_Saved data entries_
══════════

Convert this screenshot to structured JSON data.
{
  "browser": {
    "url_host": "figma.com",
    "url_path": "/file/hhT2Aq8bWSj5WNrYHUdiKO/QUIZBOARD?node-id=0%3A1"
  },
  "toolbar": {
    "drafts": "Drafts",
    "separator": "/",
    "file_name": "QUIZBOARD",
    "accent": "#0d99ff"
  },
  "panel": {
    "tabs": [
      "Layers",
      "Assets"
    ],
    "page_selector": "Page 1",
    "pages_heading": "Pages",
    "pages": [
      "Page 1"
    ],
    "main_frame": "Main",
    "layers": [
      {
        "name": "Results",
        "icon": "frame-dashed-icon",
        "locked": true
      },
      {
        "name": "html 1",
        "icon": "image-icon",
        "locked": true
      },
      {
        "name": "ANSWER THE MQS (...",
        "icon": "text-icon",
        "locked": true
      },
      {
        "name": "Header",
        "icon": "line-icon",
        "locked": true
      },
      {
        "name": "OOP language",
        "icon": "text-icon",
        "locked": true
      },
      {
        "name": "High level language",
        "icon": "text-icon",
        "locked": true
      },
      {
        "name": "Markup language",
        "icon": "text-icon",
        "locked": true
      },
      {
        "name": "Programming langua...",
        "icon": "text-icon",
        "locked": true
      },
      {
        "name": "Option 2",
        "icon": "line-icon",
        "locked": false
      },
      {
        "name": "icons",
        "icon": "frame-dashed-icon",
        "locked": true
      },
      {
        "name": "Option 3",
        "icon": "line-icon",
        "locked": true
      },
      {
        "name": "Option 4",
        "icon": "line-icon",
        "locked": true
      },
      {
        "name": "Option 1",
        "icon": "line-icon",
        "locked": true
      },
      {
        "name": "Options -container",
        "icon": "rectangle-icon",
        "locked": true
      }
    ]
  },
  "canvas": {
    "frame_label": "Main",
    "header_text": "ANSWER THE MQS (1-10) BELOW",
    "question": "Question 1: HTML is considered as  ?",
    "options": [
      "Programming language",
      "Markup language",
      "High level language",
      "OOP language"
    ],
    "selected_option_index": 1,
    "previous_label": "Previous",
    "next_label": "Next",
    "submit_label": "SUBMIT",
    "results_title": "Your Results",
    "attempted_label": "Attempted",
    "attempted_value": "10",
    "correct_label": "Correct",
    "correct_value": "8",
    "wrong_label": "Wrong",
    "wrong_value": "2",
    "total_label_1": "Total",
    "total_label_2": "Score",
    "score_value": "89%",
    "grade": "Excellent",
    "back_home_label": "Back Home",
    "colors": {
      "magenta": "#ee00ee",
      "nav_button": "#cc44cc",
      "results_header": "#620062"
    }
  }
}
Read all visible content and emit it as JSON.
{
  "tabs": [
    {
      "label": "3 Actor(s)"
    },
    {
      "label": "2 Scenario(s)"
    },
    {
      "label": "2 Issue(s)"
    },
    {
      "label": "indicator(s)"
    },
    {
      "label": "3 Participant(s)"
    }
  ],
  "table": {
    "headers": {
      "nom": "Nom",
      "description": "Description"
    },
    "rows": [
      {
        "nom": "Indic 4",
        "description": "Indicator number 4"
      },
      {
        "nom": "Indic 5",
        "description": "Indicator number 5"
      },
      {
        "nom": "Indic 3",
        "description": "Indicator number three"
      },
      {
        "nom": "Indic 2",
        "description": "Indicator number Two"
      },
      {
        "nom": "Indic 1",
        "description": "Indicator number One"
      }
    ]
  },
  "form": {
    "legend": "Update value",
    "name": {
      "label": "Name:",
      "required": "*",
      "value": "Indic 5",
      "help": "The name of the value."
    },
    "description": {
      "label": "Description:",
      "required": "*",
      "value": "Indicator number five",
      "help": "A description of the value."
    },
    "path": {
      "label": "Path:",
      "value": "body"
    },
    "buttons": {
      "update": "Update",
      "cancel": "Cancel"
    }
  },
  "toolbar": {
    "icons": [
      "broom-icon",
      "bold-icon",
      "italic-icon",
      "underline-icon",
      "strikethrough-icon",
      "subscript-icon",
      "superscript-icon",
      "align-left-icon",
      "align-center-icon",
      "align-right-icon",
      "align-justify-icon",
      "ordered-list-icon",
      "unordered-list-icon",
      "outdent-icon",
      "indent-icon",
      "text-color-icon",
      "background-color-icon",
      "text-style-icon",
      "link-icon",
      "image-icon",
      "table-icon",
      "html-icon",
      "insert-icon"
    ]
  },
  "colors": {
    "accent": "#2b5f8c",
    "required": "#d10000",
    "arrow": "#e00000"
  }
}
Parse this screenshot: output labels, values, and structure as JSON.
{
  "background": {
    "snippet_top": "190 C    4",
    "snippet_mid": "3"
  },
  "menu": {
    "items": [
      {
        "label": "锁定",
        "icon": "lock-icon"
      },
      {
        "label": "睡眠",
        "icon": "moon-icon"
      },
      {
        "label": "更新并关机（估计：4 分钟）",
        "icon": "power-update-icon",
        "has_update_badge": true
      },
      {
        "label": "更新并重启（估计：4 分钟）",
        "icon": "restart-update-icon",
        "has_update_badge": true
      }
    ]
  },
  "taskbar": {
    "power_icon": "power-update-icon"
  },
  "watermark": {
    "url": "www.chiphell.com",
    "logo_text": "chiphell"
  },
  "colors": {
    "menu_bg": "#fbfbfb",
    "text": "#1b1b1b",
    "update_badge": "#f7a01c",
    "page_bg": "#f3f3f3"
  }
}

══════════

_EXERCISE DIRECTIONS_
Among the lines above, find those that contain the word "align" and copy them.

_TASK RESPONSE_
      "align-left-icon",
      "align-center-icon",
      "align-right-icon",
      "align-justify-icon",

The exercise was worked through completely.